Bannerman Helps Young Mothers Adjust

The following article appeared in Clay Today on Oct. 1, 2009 

 Ashlee Schmalz and her daughter, Autumn, are shown at Bannerman Learning Center.

By Christina Leach Phillips

Correspondent

GREEN COVE SPRINGS – When many teenagers are attending football games or hanging out with friends, Ashlee Schmalz, 16, is home taking care of her 14-month-old baby.

Ashlee, a tenth grader, attends the Teenage Parenting Program at BannermanLearning Center, Clay County’s alternative school in Green Cove Springs.  Her daughter, Autumn, goes to school with her and stays in the school’s nursery.

When Ashlee boards the school bus, she carries Autumn, a backpack, and Autumn’s changing bag.

“It’s really hard when they’re first born, and they don’t want to sleep all night, and you still have to get up and go to school.  You get them ready, and they don’t like the bus ride because it’s so long and it’s so hot,” she said.

“I was 14 when I had my baby,” said Ashlee.  “I’m 16, but I feel like I’m 25.”

“It’s so hard to find a job and find somebody to take care of your baby while you’re at work.  It’s just crazy trying to get all the money you need to support your kid when you are really just a child yourself,” she said. 

That’s the message Ashlee said she will take with her when she speaks to students at Lakeside Jr. High School in November.  She said she will tell them about her struggle as a teenage parent.

“I’m not going to lie and tell them that motherhood is fun because it’s not.  It’s not about me anymore.  I learned that in the first three months of my pregnancy.  I still can’t go out and do what I want to do,” said Ashlee.

“Autumn’s a handful and a half being a toddler,” she said.  “Her dad’s not there that much.  He gets to see her every other weekend, but he lives inJacksonville.”

Every day after school, Ashlee said she takes care of Autumn, does her homework, and cleans up the house where she lives with her mother. “I don’t really like to go too many places without Autumn anyway because whenever I’m out, I call many times to say, ‘How is she doing?’” she said.

On a recent weekday, Ashlee sat in Bannerman’s Guidance office talking with Leanne Adolf, Guidance Counselor, and Mary West, Behavior Specialist.

A fire drill occurred that morning.  As students and teachers streamed out of the school, nursery assistants wheeled a parade of cribs outside. The school has three nurseries for newborns to four years old, said Adolf.

She said when she sees Autumn in the nursery, she is always happy. “You can tell that Autumn has been loved,” said Adolf.

Currently, 20 girls and one boy (the father of one of the babies) attend the parenting program, she said.  The girls are either pregnant, or they have a baby who stays in the nursery.

“They take their regular academic classes like any other school, change classes like any other school.  The only difference is that they have the child care class that they go to,” said West.

There’s help when the girls get morning sickness.  “We have Nurse (Annette) Paul here, and the girls can get ice chips and crackers during the day,” Adolf said.

“Some of the girls are on their own,” West said.  “It’s very hard for them.
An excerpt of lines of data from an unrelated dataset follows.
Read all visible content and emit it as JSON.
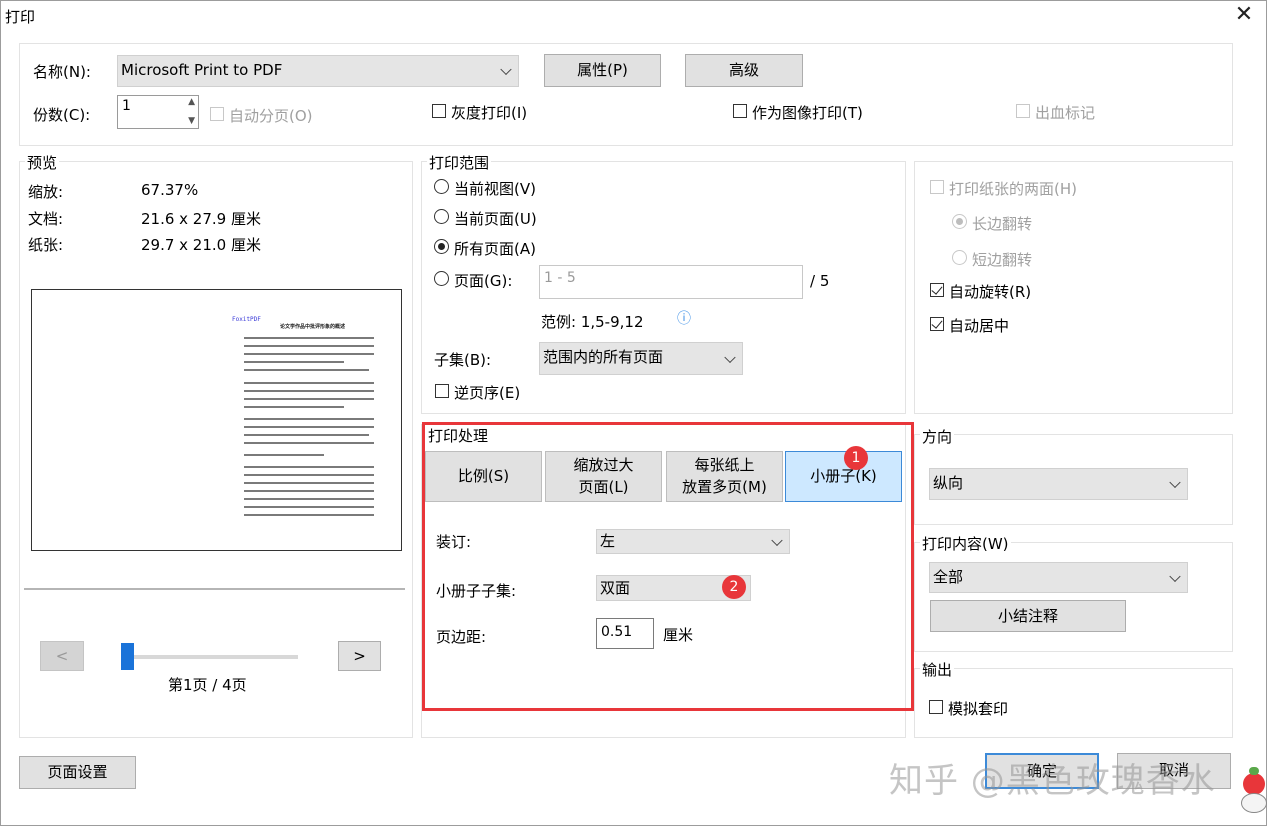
{
  "window": {
    "title": "打印"
  },
  "printer": {
    "name_label": "名称(N):",
    "name_value": "Microsoft Print to PDF",
    "properties_button": "属性(P)",
    "advanced_button": "高级",
    "copies_label": "份数(C):",
    "copies_value": "1",
    "collate_label": "自动分页(O)",
    "grayscale_label": "灰度打印(I)",
    "print_as_image_label": "作为图像打印(T)",
    "bleed_marks_label": "出血标记"
  },
  "preview": {
    "group_label": "预览",
    "zoom_label": "缩放:",
    "zoom_value": "67.37%",
    "document_label": "文档:",
    "document_value": "21.6 x 27.9 厘米",
    "paper_label": "纸张:",
    "paper_value": "29.7 x 21.0 厘米",
    "page_brand": "FoxitPDF",
    "page_heading": "论文学作品中批评形象的概述",
    "prev_button": "<",
    "next_button": ">",
    "slider_position": 0,
    "page_indicator": "第1页 / 4页"
  },
  "range": {
    "group_label": "打印范围",
    "current_view": "当前视图(V)",
    "current_page": "当前页面(U)",
    "all_pages": "所有页面(A)",
    "pages_label": "页面(G):",
    "pages_placeholder": "1 - 5",
    "pages_total": "/ 5",
    "example": "范例:  1,5-9,12",
    "info_icon_glyph": "ⓘ",
    "subset_label": "子集(B):",
    "subset_value": "范围内的所有页面",
    "reverse_label": "逆页序(E)"
  },
  "duplex": {
    "both_sides_label": "打印纸张的两面(H)",
    "long_edge_label": "长边翻转",
    "short_edge_label": "短边翻转",
    "auto_rotate_label": "自动旋转(R)",
    "auto_center_label": "自动居中"
  },
  "handling": {
    "group_label": "打印处理",
    "tab_scale": "比例(S)",
    "tab_shrink_line1": "缩放过大",
    "tab_shrink_line2": "页面(L)",
    "tab_multiple_line1": "每张纸上",
    "tab_multiple_line2": "放置多页(M)",
    "tab_booklet": "小册子(K)",
    "binding_label": "装订:",
    "binding_value": "左",
    "subset_label": "小册子子集:",
    "subset_value": "双面",
    "margin_label": "页边距:",
    "margin_value": "0.51",
    "margin_unit": "厘米",
    "badge_1": "1",
    "badge_2": "2"
  },
  "orientation": {
    "group_label": "方向",
    "value": "纵向"
  },
  "content": {
    "group_label": "打印内容(W)",
    "value": "全部",
    "summarize_button": "小结注释"
  },
  "output": {
    "group_label": "输出",
    "simulate_overprint_label": "模拟套印"
  },
  "footer": {
    "page_setup_button": "页面设置",
    "print_button": "确定",
    "cancel_button": "取消",
    "watermark": "知乎 @黑色玫瑰香水"
  },
  "colors": {
    "accent_red": "#e8363a",
    "selected_tab": "#cde8ff",
    "slider_blue": "#1a73d9"
  }
}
We try to help them as much we can.”

“We always take monetary donations and gift cards, so if a girl needs something, we go to the store and buy diapers or other items they need,” said Adolf.  

West thumbed through a photo album she put together in 1990 when the parenting program began.  Each year, she updates the album with photos of the girls, their babies, and the babies’ fathers. “I feel like these are my kids,” she said. 

West pointed to one couple’s photo and said, “Their son came here.  I get kids now that their parents were teenage parents, and now they’re 15 to 18.  We show them pictures of their parents. One boy said ‘That’s the only picture I have of my mom and dad together,’” she said.

“I get calls back – they come and visit us.  A girl called yesterday who just finished up at JU, and another girl sent me her graduation announcement from UNF,” said West.

“We do have dropouts,” said Adolf.  “We try as best as we can to constantly work with them to keep them in school – that’s our big thing – keep them in school.”

Ashlee said that going to Bannerman has been a positive experience for her.  “When I first found out I was pregnant, they helped me find a doctor . . . I had a stressful pregnancy and missed school, and they worked with me. They were very understanding.  They helped me get maternity clothes and stuff I needed for the baby,” said Ashlee.

“They’ve been there for me.  They really do help teenage pregnancies a lot,” she said.